Sadly we can never fully escape his typecast and we see a love interest inserted to balance out the good and bad of his football obsession. This is almost as ridiculous as Love Actually, there was a brief laugh and then they're snogging, having argued previously in the week. Her jealousy and animosity completely contradicts what is to follow it and Ruth Gemmell in all honesty, brings little but negative vibes to the film.
As a fan of football I found the representation quite an accurate depiction of the way the football world used to be and how we as neutrals watched with eager anticipation to see our favourite players march onto the field to the cheers and plaudits of the crowd. Now in a world where we see players selling perfume with their wives (Beckham) and more stories off field than on (manager sackings etc) it has been quite a while since the game has really been viewed as a game of sport and not of tabloid tales. This film however looks beyond the press and sees it as purely a fan's perspective, which benefits it.
The scene in the stadium that introduces Ruth Gemmell to the game is a great collaboration of fan's passion and youthful exuberance.
The final game we see is a title decider and whether you support Arsenal or not you will be gripped with the fans on screen to see the outcome.
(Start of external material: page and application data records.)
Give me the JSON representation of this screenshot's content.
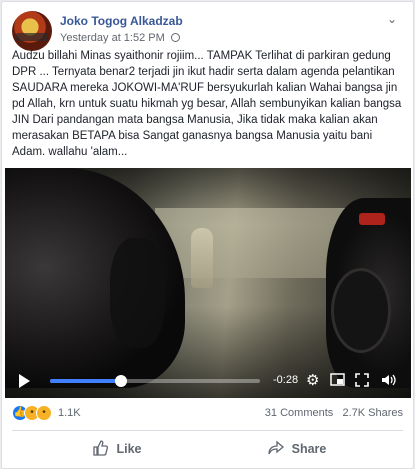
{
  "post": {
    "author": "Joko Togog Alkadzab",
    "timestamp": "Yesterday at 1:52 PM",
    "text": "Audzu billahi Minas syaithonir rojiim... TAMPAK Terlihat di parkiran gedung DPR ... Ternyata benar2 terjadi jin ikut hadir serta dalam agenda pelantikan SAUDARA mereka JOKOWI-MA'RUF bersyukurlah kalian Wahai bangsa jin pd Allah, krn untuk suatu hikmah yg besar, Allah sembunyikan kalian bangsa JIN Dari pandangan mata bangsa Manusia, Jika tidak maka kalian akan merasakan BETAPA bisa Sangat ganasnya bangsa Manusia yaitu bani Adam. wallahu 'alam..."
  },
  "video": {
    "time_remaining": "-0:28",
    "progress": 0.34,
    "icons": [
      "play-icon",
      "settings-gear-icon",
      "picture-in-picture-icon",
      "fullscreen-icon",
      "volume-icon"
    ]
  },
  "engagement": {
    "reaction_count": "1.1K",
    "comments": "31 Comments",
    "shares": "2.7K Shares",
    "reactions": [
      "like",
      "wow",
      "haha"
    ]
  },
  "actions": {
    "like_label": "Like",
    "share_label": "Share"
  },
  "colors": {
    "author_link": "#385898",
    "progress_fill": "#4080ff",
    "like_reaction": "#1877f2"
  }
}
Despite major flaws with flashbacks, narration and love interests David Evans has created a good intended drama that is a good reflection of fans emotions to the game.